If a line in the data holds "rider", copy that line out in full.

── Extracted information

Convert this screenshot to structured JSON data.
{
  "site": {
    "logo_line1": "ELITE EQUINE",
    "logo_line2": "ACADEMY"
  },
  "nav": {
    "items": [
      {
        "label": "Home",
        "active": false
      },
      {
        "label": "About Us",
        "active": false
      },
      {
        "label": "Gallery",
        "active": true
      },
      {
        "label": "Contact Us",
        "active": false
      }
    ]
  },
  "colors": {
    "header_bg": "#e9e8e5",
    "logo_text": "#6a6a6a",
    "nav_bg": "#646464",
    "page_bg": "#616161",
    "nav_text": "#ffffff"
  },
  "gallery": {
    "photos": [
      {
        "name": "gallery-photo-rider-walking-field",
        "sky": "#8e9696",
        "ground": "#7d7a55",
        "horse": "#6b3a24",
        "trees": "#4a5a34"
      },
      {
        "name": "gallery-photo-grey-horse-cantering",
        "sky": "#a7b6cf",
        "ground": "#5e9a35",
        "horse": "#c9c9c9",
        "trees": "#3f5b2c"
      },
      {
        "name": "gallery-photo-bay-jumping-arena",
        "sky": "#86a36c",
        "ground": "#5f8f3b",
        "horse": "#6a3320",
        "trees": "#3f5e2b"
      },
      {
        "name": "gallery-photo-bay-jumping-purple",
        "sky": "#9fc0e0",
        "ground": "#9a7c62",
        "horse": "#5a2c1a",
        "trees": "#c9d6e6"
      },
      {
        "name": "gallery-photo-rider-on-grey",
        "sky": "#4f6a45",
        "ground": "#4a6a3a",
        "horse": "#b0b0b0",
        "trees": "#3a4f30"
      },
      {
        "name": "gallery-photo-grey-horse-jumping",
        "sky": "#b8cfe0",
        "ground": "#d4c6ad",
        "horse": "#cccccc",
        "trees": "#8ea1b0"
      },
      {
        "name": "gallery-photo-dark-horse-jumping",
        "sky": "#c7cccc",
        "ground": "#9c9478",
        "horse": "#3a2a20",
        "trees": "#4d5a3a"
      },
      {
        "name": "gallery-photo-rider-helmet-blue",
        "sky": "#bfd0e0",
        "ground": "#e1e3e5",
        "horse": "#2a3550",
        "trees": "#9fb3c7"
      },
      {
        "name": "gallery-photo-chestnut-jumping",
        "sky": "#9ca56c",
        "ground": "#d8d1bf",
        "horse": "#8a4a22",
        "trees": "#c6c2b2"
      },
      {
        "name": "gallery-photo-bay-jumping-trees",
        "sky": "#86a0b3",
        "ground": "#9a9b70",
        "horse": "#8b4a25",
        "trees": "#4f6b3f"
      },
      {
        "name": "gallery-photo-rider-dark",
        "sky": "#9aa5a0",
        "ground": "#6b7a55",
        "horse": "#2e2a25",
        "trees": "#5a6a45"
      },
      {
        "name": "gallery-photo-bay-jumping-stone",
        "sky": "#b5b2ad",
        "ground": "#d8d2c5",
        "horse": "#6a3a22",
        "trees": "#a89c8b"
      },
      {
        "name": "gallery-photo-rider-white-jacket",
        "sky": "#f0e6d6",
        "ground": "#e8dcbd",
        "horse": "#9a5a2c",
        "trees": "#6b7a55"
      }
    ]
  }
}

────

Result of this exercise:
        "name": "gallery-photo-rider-walking-field",
        "name": "gallery-photo-rider-on-grey",
        "name": "gallery-photo-rider-helmet-blue",
        "name": "gallery-photo-rider-dark",
        "name": "gallery-photo-rider-white-jacket",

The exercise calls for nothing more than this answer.